“Glory” is about the glory of the creation of the beautiful world that we live in “that will hopefully be intact as we move forward.”  This is an 11 minute song with all kinds of great swirling keyboard sounds.  I really like this song—the bass and keys together are great.  And either I’ve grown more used to the sax or its mixed a little lower, but it works so much better with the music.  About three minutes in there’s a lengthy trippy mid-70s Pink Floyd echoing synth solo.  Which is pretty cool.  So overall, I really enjoyed this set.  And maybe I need to go give Blackstar a listen.

[READ: March 25, 2016] Around

I really enjoyed Phelan’s Bluffton.  The story was interesting and I really enjoyed Phelan’s artwork–subtle with delicate coloring and very thin, expressive lines.

This book also contains Phelan’ wonderful artwork and the story (or stories) are also really interesting.  For this is a book about three remarkable journeys around the world.

Phelan gives a fictionalized (but accurate) history of the adventures of Thomas Stevens (Wheelman in 1884), Nellie Bly (Girl Reporter 1889) and Joshua Slocum (Mariner 1895).

I hadn’t heard of the two men and I found their stories quiet fascinating.  I knew of Bly’s journey but I didn’t know all of the details and I found it equally interesting. (more…)

Read Full Post »

 bluffSOUNDTRACK: SONDRE LERCHE-Tiny Desk Concert #33 (November 2, 2009).

lercheSondre Lerche is a Norwegian singer songwriter.  For some reason, without knowing anything about him, I pictured him as someone totally different–perhaps a French woman?  So I was quite surprised to hear him play these great folky songs.

“Hearbeat Radio” is a catchy love song, with a great melody and many chord changes.  I mention this because after the second song, “Good Luck” Bob Boilen also mentions the “handful” of chords in that song.  And there are a lot, which really makes for an interesting melody.  And indeed, Lerche is a very good guitarist, throwing interesting chords all over the place (although in his banter he complains that he puts too many chords in the songs).

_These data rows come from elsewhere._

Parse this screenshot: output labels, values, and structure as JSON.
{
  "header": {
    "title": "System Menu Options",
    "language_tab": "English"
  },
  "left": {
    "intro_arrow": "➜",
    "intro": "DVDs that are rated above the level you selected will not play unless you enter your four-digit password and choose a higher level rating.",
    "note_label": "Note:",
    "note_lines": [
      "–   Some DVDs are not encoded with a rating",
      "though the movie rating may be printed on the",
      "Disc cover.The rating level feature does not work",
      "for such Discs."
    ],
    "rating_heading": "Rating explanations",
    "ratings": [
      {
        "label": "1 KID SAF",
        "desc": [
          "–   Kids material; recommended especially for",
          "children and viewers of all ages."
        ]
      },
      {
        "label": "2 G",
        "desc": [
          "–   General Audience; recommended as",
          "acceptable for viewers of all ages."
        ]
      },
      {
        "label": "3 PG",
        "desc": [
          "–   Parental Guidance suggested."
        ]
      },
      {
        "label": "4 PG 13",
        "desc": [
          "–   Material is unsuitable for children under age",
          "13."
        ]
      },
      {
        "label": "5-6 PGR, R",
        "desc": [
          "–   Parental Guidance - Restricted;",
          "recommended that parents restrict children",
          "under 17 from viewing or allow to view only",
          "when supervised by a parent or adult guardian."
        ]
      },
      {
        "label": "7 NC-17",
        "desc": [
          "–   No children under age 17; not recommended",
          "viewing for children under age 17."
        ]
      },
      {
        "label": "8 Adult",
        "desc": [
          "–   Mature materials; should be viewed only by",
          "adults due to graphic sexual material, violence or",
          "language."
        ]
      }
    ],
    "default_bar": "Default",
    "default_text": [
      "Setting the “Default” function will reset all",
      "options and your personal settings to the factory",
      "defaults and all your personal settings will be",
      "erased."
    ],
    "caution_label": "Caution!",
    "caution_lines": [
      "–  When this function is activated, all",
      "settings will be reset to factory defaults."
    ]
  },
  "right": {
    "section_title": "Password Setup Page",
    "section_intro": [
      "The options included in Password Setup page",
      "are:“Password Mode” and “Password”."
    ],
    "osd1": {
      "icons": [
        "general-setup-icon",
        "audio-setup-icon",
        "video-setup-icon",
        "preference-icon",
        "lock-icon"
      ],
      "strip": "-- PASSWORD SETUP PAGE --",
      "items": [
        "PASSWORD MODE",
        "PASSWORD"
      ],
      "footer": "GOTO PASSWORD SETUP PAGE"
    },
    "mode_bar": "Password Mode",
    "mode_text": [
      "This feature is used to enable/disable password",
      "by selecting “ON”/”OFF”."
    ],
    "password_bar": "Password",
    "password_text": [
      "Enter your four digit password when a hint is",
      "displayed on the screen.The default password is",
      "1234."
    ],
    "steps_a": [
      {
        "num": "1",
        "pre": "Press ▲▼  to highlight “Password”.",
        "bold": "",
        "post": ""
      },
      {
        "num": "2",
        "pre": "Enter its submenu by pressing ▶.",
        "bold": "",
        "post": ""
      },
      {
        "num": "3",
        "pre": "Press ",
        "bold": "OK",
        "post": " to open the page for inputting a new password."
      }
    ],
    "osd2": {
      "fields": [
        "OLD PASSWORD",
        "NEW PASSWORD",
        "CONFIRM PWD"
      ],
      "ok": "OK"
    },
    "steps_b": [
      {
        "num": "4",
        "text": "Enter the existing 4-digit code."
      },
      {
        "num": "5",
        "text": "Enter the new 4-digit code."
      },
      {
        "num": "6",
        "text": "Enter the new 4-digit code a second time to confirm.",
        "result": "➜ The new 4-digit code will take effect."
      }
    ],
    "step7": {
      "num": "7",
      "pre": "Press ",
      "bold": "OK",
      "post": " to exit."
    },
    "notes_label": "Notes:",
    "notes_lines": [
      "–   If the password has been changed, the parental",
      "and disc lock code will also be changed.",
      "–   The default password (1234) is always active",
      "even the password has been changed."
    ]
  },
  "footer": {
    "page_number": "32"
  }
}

Speaking of banter, Lerche is quite funny, introducing the first song by complaining about radio (but not you guys).  And also that a reviewer felt the second song was funny, even thought he thought it was depressing.

The final song, “Easy to Persuade” is a fast-moving, multi-chord song with a fun chorus.  It completes the set very nicely.

I have enjoyed this Tiny Desk Concert many times, and am interested to hear more by him.

[READ: February 13, 2014] Bluffton

I want to call this book Bluffington for some reason, but that’s my fault.  Because Bluffton is the name of the (actual) location where the book is set, so I just need to deal with it.

The subtitle of the book was not readily visible when I read it, so I didn’t know it was about Buster Keaton (sorry for the spoiler).  It quickly became apparent that that’s who it was about though.  But what I really liked about the story was that it wasn’t about Keaton per se, it was about a boy who knew Keaton during the summers and how this enigmatic performer impacted his life.

This story is a delightful graphic novel, drawn in very delicate colors (like the cover).  Set in the summer of 1908, in Muskegon, Michigan, young Henry is pretty excited to learn that a troupe of vaudevillians is coming to stay for the summer in the artists’ colony at Bluffton.  The whole town is aware of them–how could they not be when a zebra and an elephant got off the train with them?  But Henry is more interested in a boy named Buster.  He’s Henry’s age, and although he’s a star of the show, Buster is far more interested in paying baseball.  And Henry is more than happy to do that too. (more…)

Read Full Post »